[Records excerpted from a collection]
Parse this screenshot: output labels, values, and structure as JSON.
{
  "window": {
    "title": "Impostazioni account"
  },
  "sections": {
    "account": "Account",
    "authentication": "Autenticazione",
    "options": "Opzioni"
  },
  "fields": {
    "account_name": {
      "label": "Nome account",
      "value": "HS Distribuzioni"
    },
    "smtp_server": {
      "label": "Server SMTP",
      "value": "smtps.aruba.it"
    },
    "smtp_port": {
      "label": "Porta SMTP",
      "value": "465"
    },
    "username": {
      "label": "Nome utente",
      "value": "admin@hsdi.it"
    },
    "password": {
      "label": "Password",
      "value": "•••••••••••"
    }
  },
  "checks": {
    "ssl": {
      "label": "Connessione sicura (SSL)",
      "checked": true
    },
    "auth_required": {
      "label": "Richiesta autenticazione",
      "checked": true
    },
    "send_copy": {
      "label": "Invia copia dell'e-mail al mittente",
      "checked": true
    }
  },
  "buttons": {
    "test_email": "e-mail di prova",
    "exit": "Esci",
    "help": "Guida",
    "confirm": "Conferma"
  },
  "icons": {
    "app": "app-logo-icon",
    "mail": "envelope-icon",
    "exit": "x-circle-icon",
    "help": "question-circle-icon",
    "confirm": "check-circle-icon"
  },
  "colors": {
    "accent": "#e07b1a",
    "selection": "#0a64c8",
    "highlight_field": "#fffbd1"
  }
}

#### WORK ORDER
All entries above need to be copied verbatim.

#### RESPONSE TO THIS EXERCISE
Parse this screenshot: output labels, values, and structure as JSON.
{
  "window": {
    "title": "Impostazioni account"
  },
  "sections": {
    "account": "Account",
    "authentication": "Autenticazione",
    "options": "Opzioni"
  },
  "fields": {
    "account_name": {
      "label": "Nome account",
      "value": "HS Distribuzioni"
    },
    "smtp_server": {
      "label": "Server SMTP",
      "value": "smtps.aruba.it"
    },
    "smtp_port": {
      "label": "Porta SMTP",
      "value": "465"
    },
    "username": {
      "label": "Nome utente",
      "value": "admin@hsdi.it"
    },
    "password": {
      "label": "Password",
      "value": "•••••••••••"
    }
  },
  "checks": {
    "ssl": {
      "label": "Connessione sicura (SSL)",
      "checked": true
    },
    "auth_required": {
      "label": "Richiesta autenticazione",
      "checked": true
    },
    "send_copy": {
      "label": "Invia copia dell'e-mail al mittente",
      "checked": true
    }
  },
  "buttons": {
    "test_email": "e-mail di prova",
    "exit": "Esci",
    "help": "Guida",
    "confirm": "Conferma"
  },
  "icons": {
    "app": "app-logo-icon",
    "mail": "envelope-icon",
    "exit": "x-circle-icon",
    "help": "question-circle-icon",
    "confirm": "check-circle-icon"
  },
  "colors": {
    "accent": "#e07b1a",
    "selection": "#0a64c8",
    "highlight_field": "#fffbd1"
  }
}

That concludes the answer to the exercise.